DPP Washington D.C. representative confident in strength of US-Taiwan relations

WASHINGTON (10/4/13)--At the conclusion of a 4-day trip to Washington, Dr. Joseph Wu, representative to the U.S. from Taiwan’s Democratic Progressive Party (DPP), today expressed his appreciation on behalf of the DPP for the strong affirmation of Taiwan’s role in the U.S. rebalancing to Asia articulated by U.S. Deputy Assistant Secretary of State Kin Moy the previous day.

In a public address at the Carnegie Endowment for International Peace on Thursday, Oct. 3, DAS Moy stated: “Maintaining and deepening our strong unofficial relations with Taiwan is an important part of U.S. engagement in Asia.” He went on to say that the U.S. “do[es] not just view Taiwan through the prism of cross-Strait relations. We also look to Taiwan as a partner with whom we work on transnational issues such as environmental protection, disaster relief, development assistance, and combating human trafficking,”

Wu characterized this as the strongest public affirmation that he has seen in recent years of the strength and importance of the U.S.-Taiwan relationship, emphasizing that this was consistent with the message from U.S. officials expressed in private meetings over the course of the week.

Accompanied by Liu Shih-chung, Director of DPP’s Department of International Affairs, and Dr. York Chen, convener of the party’s defense policy advisory committee, Wu outlined the DPP’s perspective on Taiwan’s national defense policy which the delegation had communicated to their American counterparts throughout their various interactions this week.

These included the party’s concerns about chronically low levels of defense spending, insufficient investment in the research and development of defense technology, and the troubled transition from conscription to an all-volunteer force, the implementation of which has now been postponed by the Ma administration.

Said Dr. Chen: “We do not buy the argument that a robust investment in defense is not possible during times of economic constraint. We are committed to finding solutions to make sure that the twin goals of economic development and national security can be met in a mutually-sustaining way.”

The delegation arrived in the U.S. on Sunday, Sept. 29, to attend the annual U.S.-Taiwan Defense Industry Conference held in Annapolis, MD.

Addressing questions from reporters about the ongoing political drama currently unfolding in Taiwan, Dr. Wu stated:
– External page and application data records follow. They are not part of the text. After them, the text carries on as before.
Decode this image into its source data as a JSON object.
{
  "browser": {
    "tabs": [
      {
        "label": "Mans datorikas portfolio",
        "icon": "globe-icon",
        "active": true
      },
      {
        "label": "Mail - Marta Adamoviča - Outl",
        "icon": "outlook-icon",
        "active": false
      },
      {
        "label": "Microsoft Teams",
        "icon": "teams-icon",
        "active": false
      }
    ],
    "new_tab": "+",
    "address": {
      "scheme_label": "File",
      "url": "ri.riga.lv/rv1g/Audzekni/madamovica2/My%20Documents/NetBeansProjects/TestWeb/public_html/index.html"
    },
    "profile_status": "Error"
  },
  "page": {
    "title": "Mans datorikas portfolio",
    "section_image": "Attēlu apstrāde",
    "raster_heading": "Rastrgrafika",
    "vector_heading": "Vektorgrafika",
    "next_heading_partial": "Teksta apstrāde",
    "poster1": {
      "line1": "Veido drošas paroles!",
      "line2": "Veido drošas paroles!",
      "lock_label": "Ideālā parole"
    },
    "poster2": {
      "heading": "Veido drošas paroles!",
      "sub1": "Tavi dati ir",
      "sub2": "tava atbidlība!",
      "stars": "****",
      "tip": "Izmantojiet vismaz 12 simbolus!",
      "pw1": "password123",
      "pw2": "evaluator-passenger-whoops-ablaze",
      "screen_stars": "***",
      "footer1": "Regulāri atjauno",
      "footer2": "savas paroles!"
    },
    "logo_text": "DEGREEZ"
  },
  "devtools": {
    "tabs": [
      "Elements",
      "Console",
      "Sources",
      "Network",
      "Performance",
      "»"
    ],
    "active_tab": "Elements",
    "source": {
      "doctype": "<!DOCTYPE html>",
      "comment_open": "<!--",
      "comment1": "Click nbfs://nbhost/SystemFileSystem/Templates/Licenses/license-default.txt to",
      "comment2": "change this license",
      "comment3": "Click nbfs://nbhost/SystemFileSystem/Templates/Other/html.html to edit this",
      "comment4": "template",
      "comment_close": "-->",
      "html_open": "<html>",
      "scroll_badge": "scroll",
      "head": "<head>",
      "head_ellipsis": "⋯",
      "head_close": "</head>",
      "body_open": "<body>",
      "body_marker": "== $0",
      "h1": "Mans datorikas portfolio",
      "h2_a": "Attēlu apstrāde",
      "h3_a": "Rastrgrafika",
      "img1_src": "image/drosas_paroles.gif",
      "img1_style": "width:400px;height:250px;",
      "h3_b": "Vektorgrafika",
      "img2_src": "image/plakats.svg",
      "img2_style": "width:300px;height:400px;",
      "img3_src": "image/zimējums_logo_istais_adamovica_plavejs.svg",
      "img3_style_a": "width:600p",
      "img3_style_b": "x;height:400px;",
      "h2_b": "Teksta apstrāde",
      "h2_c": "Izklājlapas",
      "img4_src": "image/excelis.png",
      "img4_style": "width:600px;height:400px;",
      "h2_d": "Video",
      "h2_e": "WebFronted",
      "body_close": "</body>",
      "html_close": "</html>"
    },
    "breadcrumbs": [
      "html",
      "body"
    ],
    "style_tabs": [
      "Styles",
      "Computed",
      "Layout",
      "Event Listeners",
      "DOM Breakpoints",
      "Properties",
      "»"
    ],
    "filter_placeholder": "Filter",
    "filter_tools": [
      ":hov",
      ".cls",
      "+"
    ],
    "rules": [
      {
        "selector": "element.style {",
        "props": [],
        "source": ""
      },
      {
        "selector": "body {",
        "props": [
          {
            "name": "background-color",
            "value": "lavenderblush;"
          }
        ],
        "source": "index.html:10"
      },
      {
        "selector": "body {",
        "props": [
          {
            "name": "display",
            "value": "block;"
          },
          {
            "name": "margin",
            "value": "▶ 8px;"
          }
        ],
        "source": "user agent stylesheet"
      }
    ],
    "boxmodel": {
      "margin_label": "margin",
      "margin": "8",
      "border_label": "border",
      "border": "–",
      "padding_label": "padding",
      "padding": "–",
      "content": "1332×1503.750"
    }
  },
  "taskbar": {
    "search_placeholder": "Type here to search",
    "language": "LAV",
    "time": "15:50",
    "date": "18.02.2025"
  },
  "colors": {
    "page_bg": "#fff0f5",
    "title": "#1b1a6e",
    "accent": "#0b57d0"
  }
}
“We are very concerned that rule of law, separation of powers, and due process, which are basic cornerstones of any operational democracy, have all been severely undermined in recent days. What the DPP would like is for the current crisis to be resolved via established constitutional mechanisms, so that the principle of constitutionalism can be restored to Taiwan’s politics.”